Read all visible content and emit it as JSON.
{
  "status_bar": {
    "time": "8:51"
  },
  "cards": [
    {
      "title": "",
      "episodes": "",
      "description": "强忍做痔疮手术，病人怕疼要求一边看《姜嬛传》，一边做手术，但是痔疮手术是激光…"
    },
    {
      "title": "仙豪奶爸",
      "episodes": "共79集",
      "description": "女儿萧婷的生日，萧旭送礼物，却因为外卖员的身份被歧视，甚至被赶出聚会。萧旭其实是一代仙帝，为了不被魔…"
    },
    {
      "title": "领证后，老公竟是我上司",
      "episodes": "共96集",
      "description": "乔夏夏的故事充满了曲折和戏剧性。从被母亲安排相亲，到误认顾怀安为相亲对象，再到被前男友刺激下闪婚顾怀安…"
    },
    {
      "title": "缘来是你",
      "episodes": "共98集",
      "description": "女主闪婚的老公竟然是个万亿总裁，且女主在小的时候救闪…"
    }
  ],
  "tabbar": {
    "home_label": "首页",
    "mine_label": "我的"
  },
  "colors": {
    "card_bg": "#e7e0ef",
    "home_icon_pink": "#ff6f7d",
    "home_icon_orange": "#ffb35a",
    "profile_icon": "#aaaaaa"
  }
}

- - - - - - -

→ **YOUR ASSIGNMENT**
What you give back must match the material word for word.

→ **EXERCISE RESPONSE**
Read all visible content and emit it as JSON.
{
  "status_bar": {
    "time": "8:51"
  },
  "cards": [
    {
      "title": "",
      "episodes": "",
      "description": "强忍做痔疮手术，病人怕疼要求一边看《姜嬛传》，一边做手术，但是痔疮手术是激光…"
    },
    {
      "title": "仙豪奶爸",
      "episodes": "共79集",
      "description": "女儿萧婷的生日，萧旭送礼物，却因为外卖员的身份被歧视，甚至被赶出聚会。萧旭其实是一代仙帝，为了不被魔…"
    },
    {
      "title": "领证后，老公竟是我上司",
      "episodes": "共96集",
      "description": "乔夏夏的故事充满了曲折和戏剧性。从被母亲安排相亲，到误认顾怀安为相亲对象，再到被前男友刺激下闪婚顾怀安…"
    },
    {
      "title": "缘来是你",
      "episodes": "共98集",
      "description": "女主闪婚的老公竟然是个万亿总裁，且女主在小的时候救闪…"
    }
  ],
  "tabbar": {
    "home_label": "首页",
    "mine_label": "我的"
  },
  "colors": {
    "card_bg": "#e7e0ef",
    "home_icon_pink": "#ff6f7d",
    "home_icon_orange": "#ffb35a",
    "profile_icon": "#aaaaaa"
  }
}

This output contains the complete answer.